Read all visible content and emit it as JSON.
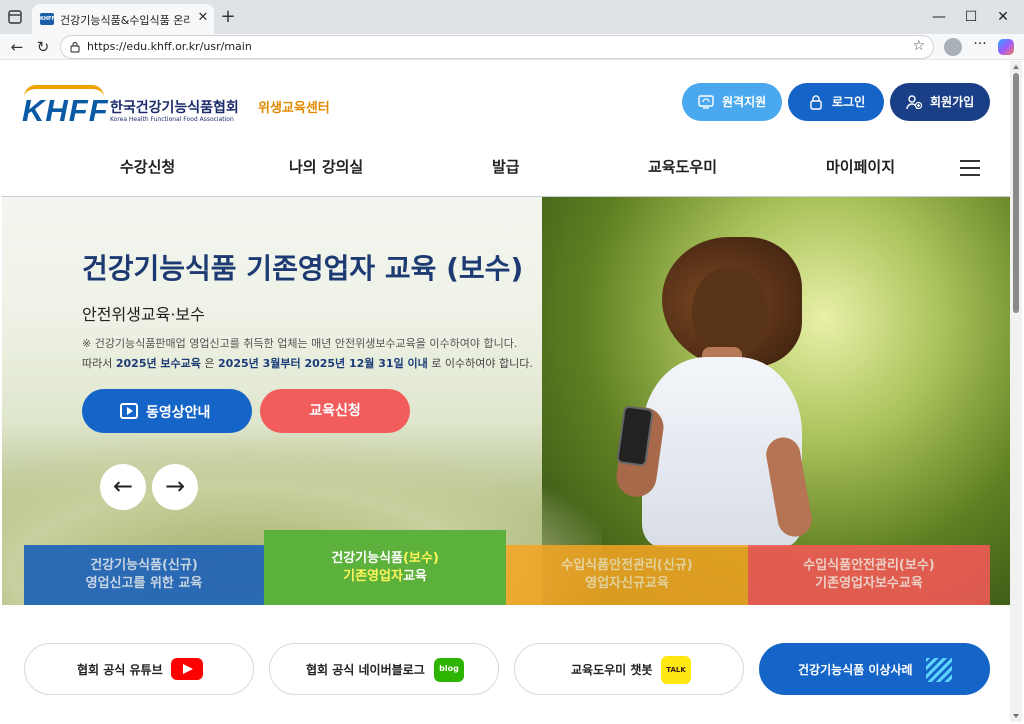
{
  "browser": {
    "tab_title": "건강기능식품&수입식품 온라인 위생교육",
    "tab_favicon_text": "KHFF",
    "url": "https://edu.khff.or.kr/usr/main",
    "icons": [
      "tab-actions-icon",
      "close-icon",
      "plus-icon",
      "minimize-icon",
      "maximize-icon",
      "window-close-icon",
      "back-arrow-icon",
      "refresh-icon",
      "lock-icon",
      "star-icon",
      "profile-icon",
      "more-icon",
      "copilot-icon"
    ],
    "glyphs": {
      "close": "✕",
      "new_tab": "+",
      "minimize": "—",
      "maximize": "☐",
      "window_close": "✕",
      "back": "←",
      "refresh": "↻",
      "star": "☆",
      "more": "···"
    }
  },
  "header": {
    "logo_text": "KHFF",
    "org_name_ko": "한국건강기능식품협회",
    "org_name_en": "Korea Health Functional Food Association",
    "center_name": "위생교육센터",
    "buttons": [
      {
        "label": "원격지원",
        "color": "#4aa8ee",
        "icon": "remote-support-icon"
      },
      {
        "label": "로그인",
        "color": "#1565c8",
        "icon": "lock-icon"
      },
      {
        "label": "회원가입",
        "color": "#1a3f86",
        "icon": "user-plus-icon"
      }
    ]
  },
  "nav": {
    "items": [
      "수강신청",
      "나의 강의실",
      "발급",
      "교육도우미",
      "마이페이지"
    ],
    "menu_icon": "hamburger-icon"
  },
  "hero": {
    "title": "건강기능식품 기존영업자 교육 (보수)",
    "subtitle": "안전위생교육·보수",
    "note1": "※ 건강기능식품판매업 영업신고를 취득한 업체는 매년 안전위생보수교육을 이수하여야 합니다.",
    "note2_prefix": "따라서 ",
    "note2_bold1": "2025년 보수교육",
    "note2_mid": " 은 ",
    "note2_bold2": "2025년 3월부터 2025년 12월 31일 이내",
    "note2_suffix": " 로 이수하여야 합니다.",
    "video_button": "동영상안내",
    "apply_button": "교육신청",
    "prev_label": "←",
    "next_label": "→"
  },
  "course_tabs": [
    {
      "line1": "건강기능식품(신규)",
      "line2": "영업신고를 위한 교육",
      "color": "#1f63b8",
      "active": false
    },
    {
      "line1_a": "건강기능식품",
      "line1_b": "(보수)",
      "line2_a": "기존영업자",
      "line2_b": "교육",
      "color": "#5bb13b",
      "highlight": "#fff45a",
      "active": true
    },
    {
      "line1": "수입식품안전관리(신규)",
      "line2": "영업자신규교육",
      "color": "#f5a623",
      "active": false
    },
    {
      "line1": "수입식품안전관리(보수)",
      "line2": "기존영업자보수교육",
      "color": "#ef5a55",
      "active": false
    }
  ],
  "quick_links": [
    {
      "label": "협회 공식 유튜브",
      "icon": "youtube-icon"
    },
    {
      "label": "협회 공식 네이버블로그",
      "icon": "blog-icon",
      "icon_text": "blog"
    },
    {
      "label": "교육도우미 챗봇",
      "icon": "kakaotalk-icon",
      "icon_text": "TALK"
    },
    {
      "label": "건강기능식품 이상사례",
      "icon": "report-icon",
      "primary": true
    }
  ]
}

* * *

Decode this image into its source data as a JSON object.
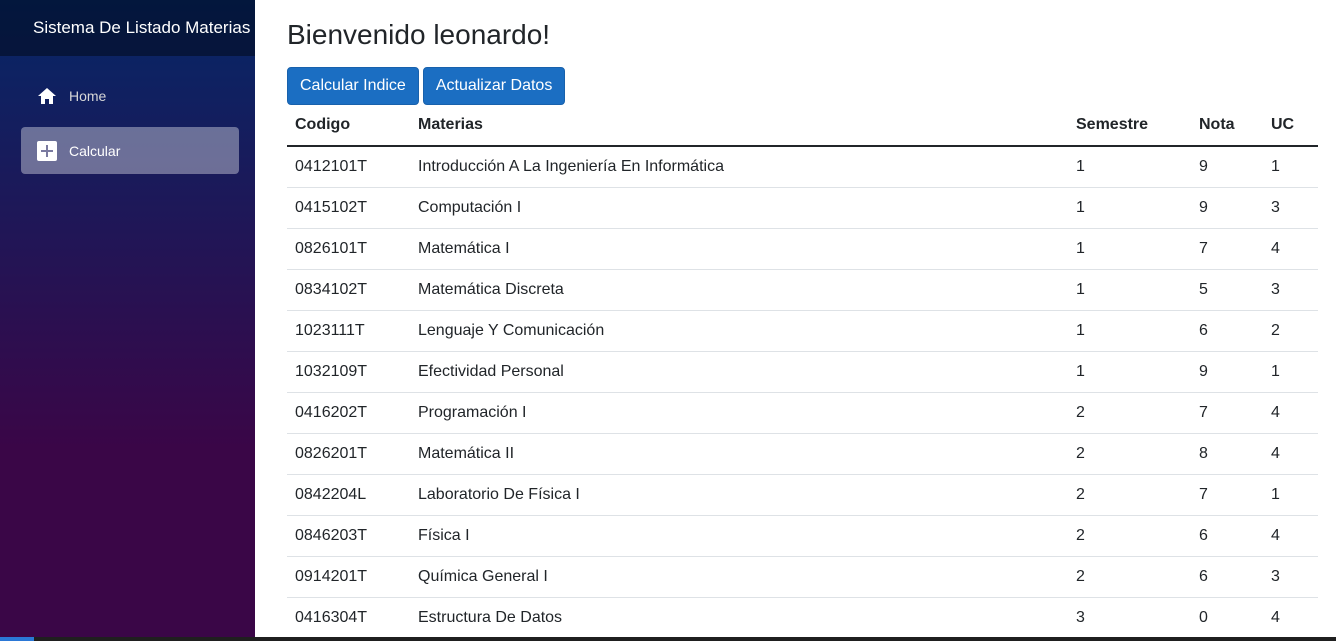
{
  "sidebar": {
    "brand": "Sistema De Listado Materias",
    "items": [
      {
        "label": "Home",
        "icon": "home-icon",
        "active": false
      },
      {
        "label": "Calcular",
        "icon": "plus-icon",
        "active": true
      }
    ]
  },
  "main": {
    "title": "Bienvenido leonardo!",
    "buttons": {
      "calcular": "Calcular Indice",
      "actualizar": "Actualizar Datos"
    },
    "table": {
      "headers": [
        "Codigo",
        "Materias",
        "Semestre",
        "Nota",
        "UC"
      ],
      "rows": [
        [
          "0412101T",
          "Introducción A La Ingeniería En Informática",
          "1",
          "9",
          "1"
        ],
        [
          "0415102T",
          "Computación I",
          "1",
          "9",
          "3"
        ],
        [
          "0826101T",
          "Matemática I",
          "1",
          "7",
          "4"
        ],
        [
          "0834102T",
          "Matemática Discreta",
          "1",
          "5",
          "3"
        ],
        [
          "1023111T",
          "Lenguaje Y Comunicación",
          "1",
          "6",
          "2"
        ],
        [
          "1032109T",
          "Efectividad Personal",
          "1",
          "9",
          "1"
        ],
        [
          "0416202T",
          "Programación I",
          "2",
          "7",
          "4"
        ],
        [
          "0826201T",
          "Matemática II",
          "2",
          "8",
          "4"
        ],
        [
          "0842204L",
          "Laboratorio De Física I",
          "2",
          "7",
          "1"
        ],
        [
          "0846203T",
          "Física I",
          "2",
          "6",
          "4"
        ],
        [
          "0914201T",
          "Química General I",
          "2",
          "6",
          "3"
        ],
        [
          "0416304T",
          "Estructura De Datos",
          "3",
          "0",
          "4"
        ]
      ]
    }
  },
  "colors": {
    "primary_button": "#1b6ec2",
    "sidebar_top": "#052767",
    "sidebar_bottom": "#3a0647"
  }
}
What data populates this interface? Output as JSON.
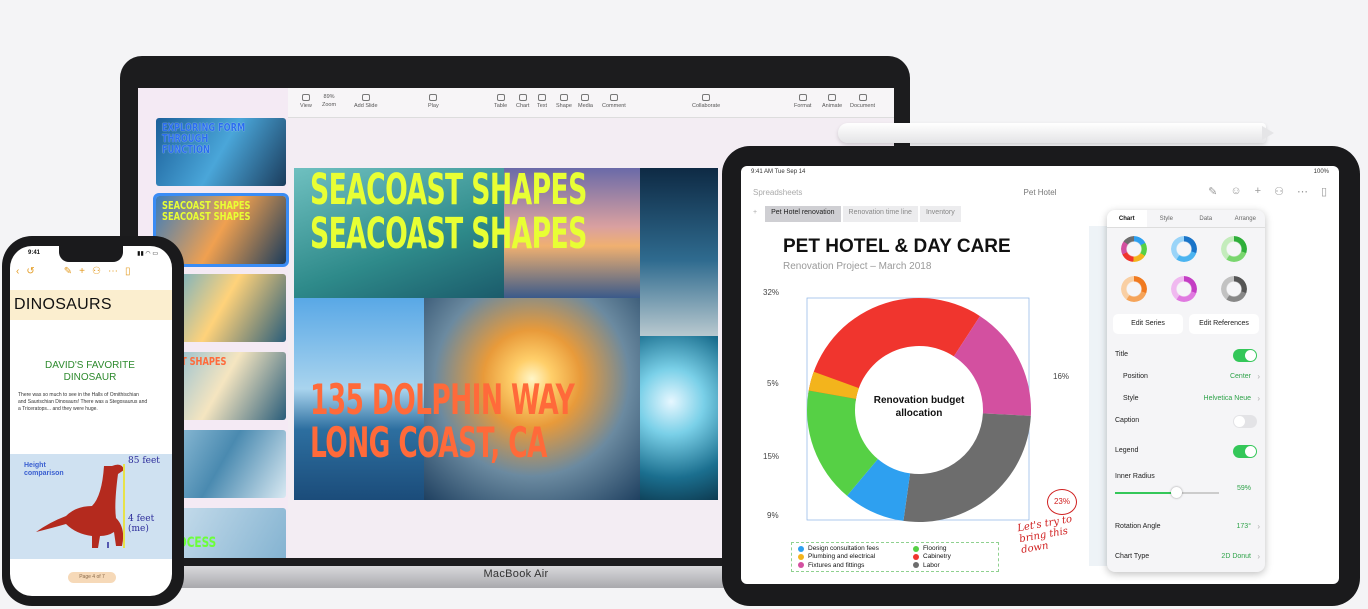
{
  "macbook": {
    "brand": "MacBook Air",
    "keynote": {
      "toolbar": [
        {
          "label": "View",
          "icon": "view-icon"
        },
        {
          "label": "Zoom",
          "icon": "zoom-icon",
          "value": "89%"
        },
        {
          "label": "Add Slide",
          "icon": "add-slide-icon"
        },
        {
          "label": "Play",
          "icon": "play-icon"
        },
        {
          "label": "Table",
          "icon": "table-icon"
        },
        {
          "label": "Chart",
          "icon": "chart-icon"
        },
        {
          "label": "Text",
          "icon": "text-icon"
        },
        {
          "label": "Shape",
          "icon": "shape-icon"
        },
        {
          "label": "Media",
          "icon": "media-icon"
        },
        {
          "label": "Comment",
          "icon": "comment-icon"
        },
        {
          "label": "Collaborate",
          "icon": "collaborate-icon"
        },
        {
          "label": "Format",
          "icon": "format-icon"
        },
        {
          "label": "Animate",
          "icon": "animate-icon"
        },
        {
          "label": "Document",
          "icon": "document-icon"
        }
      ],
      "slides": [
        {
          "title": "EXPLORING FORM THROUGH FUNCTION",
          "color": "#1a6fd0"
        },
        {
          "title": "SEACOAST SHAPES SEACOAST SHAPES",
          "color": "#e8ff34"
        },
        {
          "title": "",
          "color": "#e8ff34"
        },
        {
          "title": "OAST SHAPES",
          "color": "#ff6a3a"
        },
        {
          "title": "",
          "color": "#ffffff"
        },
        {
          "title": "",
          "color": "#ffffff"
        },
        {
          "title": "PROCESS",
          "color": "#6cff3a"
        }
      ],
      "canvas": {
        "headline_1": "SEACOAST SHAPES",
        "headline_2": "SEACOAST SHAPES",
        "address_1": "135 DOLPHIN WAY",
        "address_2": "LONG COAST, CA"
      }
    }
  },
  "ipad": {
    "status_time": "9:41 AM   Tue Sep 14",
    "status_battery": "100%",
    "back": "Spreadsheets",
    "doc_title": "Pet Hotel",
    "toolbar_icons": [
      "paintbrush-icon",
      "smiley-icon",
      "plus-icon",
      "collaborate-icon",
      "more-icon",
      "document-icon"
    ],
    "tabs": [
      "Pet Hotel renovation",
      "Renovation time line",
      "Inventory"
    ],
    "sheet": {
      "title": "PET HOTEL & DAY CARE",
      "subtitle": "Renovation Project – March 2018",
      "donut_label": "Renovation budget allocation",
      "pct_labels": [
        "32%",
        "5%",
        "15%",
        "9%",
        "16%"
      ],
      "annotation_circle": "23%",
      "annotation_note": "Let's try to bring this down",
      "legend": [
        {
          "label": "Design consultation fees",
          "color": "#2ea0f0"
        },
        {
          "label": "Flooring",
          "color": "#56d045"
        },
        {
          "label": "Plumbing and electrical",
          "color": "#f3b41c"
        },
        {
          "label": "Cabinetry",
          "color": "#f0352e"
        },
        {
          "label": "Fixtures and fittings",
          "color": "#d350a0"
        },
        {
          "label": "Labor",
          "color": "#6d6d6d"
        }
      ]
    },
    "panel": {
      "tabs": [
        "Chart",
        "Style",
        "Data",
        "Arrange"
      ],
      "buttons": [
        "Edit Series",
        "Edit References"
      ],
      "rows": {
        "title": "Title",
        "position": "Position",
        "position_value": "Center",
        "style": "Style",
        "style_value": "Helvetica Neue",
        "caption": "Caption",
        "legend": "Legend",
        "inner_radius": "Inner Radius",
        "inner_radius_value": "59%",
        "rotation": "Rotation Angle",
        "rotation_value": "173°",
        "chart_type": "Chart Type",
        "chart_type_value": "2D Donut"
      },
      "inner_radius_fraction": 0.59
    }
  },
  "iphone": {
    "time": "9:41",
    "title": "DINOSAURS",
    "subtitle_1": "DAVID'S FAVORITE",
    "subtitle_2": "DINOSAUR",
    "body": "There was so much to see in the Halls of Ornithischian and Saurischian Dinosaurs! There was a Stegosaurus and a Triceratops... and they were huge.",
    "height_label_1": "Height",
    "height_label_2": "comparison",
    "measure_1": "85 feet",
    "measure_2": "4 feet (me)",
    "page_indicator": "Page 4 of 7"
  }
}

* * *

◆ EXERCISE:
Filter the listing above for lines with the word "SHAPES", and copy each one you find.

◆ RESULT OF THIS EXERCISE:
          "title": "SEACOAST SHAPES SEACOAST SHAPES",
          "title": "OAST SHAPES",
        "headline_1": "SEACOAST SHAPES",
        "headline_2": "SEACOAST SHAPES",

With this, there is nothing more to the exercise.